Sophia is in the care of children services, DeWine said.
Sophia wasn’t there when her mother was killed. There were three children – ages 3, 6 months and 4 days – found alive in two of the three mobile homes where the eight bodies were found in rural Pike County.
Also slain were Hanna’s parents Dana and Christopher Rhoden Sr.; her brothers, Christopher Rhoden Jr. and Clarence “Frankie” Rhoden; Frankie’s girlfriend, Hannah Gilley; Christopher Rhoden Sr.’s brother, Kenny Rhoden, and cousin Gary Rhoden.
Dana Rhoden’s father, Leonard Manley, previously has said Jake Wagner and his granddaughter were in a custody dispute over Sophia.
George Washington “Billy” Wagner III, arrested in Lexington, Ky., remains in the Lexington Fayette County Jail as a “fugitive from another state” according to jail records. An extradition hearing will be scheduled for him.
The rest of the family members were arrested in Ohio and are being detained in four county jails -- Pickaway, Franklin, Ross, and Delaware counties.
George Washington Wagner III, Angela Jo Wagner, George Washington Wagner IV and Edward Jacob Wagner are each indicted on the following charges:
Jake Wagner also faces one count of unlawful sexual conduct with a minor involving the relationship he had with Hannah Rhoden.
Rita Jo Newcomb is indicted on:
Fredericka Carol Wagner is indicted on:
John Kearson Clark, the Wagner family attorney, issued the following statement: “The Wagners eagerly look forward to their trials and to have their day in court so they can vindicate their names. The Wagners are also ever so hopeful that in the ensuing months there will be a thorough vetting of all the facts.
“We look forward to the day when the true culprits will be discovered and brought to justice for this terrible tragedy.”
The Wagner family moved to Alaska in 2017, but didn’t stay long, said Kelly Cinereski, a pastor and friend of the family who lives in Seward, Alaska.
“They were trying to run from the story so they could live a normal life, but everywhere they went it wasn’t normal,” he said.
Cinereski, who knew the Wagners in Ohio before he moved to Alaska, said they were “just a down-to-Earth, good wholesome family.
“These people wept over dogs, I can’t imagine them taking people’s lives,” he said when told of the charges.
“If they did it, I hope they get tried to the max.
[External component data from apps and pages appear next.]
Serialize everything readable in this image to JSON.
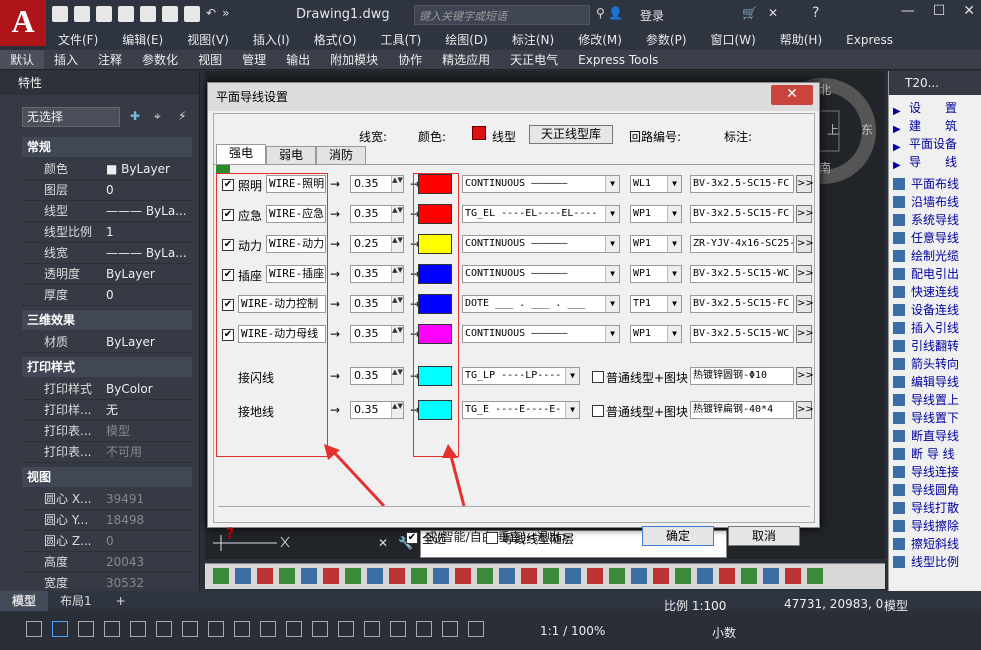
{
  "app": {
    "logo": "A",
    "title": "Drawing1.dwg",
    "search_placeholder": "键入关键字或短语",
    "login": "登录"
  },
  "menubar": [
    "文件(F)",
    "编辑(E)",
    "视图(V)",
    "插入(I)",
    "格式(O)",
    "工具(T)",
    "绘图(D)",
    "标注(N)",
    "修改(M)",
    "参数(P)",
    "窗口(W)",
    "帮助(H)",
    "Express"
  ],
  "ribbon_tabs": [
    "默认",
    "插入",
    "注释",
    "参数化",
    "视图",
    "管理",
    "输出",
    "附加模块",
    "协作",
    "精选应用",
    "天正电气",
    "Express Tools"
  ],
  "palette": {
    "title": "特性",
    "selection": "无选择",
    "sections": {
      "general": "常规",
      "three_d": "三维效果",
      "print": "打印样式",
      "view": "视图"
    },
    "general_rows": [
      {
        "k": "颜色",
        "v": "■ ByLayer"
      },
      {
        "k": "图层",
        "v": "0"
      },
      {
        "k": "线型",
        "v": "——— ByLa..."
      },
      {
        "k": "线型比例",
        "v": "1"
      },
      {
        "k": "线宽",
        "v": "——— ByLa..."
      },
      {
        "k": "透明度",
        "v": "ByLayer"
      },
      {
        "k": "厚度",
        "v": "0"
      }
    ],
    "three_d_rows": [
      {
        "k": "材质",
        "v": "ByLayer"
      }
    ],
    "print_rows": [
      {
        "k": "打印样式",
        "v": "ByColor"
      },
      {
        "k": "打印样...",
        "v": "无"
      },
      {
        "k": "打印表...",
        "v": "模型"
      },
      {
        "k": "打印表...",
        "v": "不可用"
      }
    ],
    "view_rows": [
      {
        "k": "圆心 X...",
        "v": "39491"
      },
      {
        "k": "圆心 Y...",
        "v": "18498"
      },
      {
        "k": "圆心 Z...",
        "v": "0"
      },
      {
        "k": "高度",
        "v": "20043"
      },
      {
        "k": "宽度",
        "v": "30532"
      }
    ]
  },
  "compass": {
    "north": "北",
    "east": "东",
    "south": "南",
    "center": "上"
  },
  "right_palette": {
    "title": "T20...",
    "top_items": [
      "设　　置",
      "建　　筑",
      "平面设备",
      "导　　线"
    ],
    "items": [
      "平面布线",
      "沿墙布线",
      "系统导线",
      "任意导线",
      "绘制光缆",
      "配电引出",
      "快速连线",
      "设备连线",
      "插入引线",
      "引线翻转",
      "箭头转向",
      "编辑导线",
      "导线置上",
      "导线置下",
      "断直导线",
      "断 导 线",
      "导线连接",
      "导线圆角",
      "导线打散",
      "导线擦除",
      "擦短斜线",
      "线型比例"
    ]
  },
  "layout_tabs": [
    "模型",
    "布局1",
    "+"
  ],
  "status": {
    "scale": "比例 1:100",
    "coords": "47731, 20983, 0",
    "model": "模型",
    "zoom": "1:1 / 100%",
    "units": "小数"
  },
  "command_line": "或(智能/自由/垂直)<退出>:",
  "dialog": {
    "title": "平面导线设置",
    "close": "✕",
    "headers": {
      "width": "线宽:",
      "color": "颜色:",
      "ltype": "线型",
      "lib": "天正线型库",
      "circuit": "回路编号:",
      "mark": "标注:"
    },
    "tabs": [
      "强电",
      "弱电",
      "消防"
    ],
    "rows": [
      {
        "checked": true,
        "label": "照明",
        "wire": "WIRE-照明",
        "width": "0.35",
        "color": "#ff0000",
        "ltype": "CONTINUOUS ——————",
        "circuit": "WL1",
        "mark": "BV-3x2.5-SC15-FC"
      },
      {
        "checked": true,
        "label": "应急",
        "wire": "WIRE-应急",
        "width": "0.35",
        "color": "#ff0000",
        "ltype": "TG_EL ----EL----EL----",
        "circuit": "WP1",
        "mark": "BV-3x2.5-SC15-FC"
      },
      {
        "checked": true,
        "label": "动力",
        "wire": "WIRE-动力",
        "width": "0.25",
        "color": "#ffff00",
        "ltype": "CONTINUOUS ——————",
        "circuit": "WP1",
        "mark": "ZR-YJV-4x16-SC25-"
      },
      {
        "checked": true,
        "label": "插座",
        "wire": "WIRE-插座",
        "width": "0.35",
        "color": "#0000ff",
        "ltype": "CONTINUOUS ——————",
        "circuit": "WP1",
        "mark": "BV-3x2.5-SC15-WC"
      },
      {
        "checked": true,
        "label": "",
        "wire": "WIRE-动力控制",
        "width": "0.35",
        "color": "#0000ff",
        "ltype": "DOTE ___ . ___ . ___",
        "circuit": "TP1",
        "mark": "BV-3x2.5-SC15-FC"
      },
      {
        "checked": true,
        "label": "",
        "wire": "WIRE-动力母线",
        "width": "0.35",
        "color": "#ff00ff",
        "ltype": "CONTINUOUS ——————",
        "circuit": "WP1",
        "mark": "BV-3x2.5-SC15-WC"
      }
    ],
    "extra_rows": [
      {
        "label": "接闪线",
        "width": "0.35",
        "color": "#00ffff",
        "ltype": "TG_LP ----LP----",
        "opt": "普通线型+图块",
        "mark": "热镀锌圆钢-Φ10"
      },
      {
        "label": "接地线",
        "width": "0.35",
        "color": "#00ffff",
        "ltype": "TG_E ----E----E-",
        "opt": "普通线型+图块",
        "mark": "热镀锌扁钢-40*4"
      }
    ],
    "more": ">>",
    "select_all": "全选",
    "follow_layer": "导线线型随层",
    "ok": "确定",
    "cancel": "取消",
    "help": "?"
  },
  "colors": {
    "annotation_red": "#e53030"
  }
}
If they didn’t, I hope they get pleaded,” Cinereski said.
Pike County Prosecutor Robert Junk cautioned that Tuesday’s arrests are just the beginning of a very long process that could take years.
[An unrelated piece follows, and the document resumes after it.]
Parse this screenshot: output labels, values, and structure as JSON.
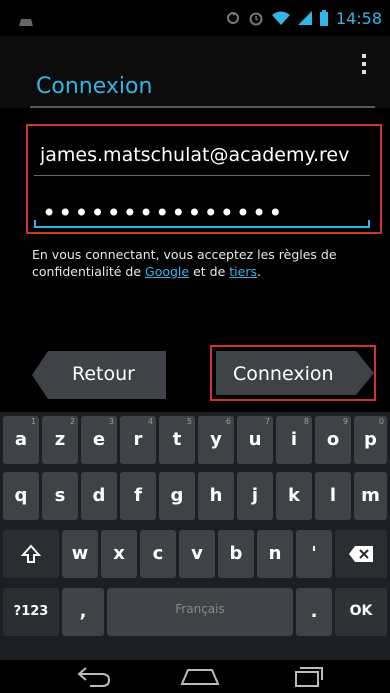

“There is a lot of hard work ahead of us,” he said, “I cannot emphasize that enough.”
#BREAKING: Following an extensive investigation by my office’s #OhioBCI and the #PikeCounty Sheriff’s Office, we have arrested four people accused of the murders of eight people in Pike County on April 22, 2016. #Ohio pic.twitter.com/dyf5qk86jX— Ohio AG Mike DeWine (@OhioAG) November 13, 2018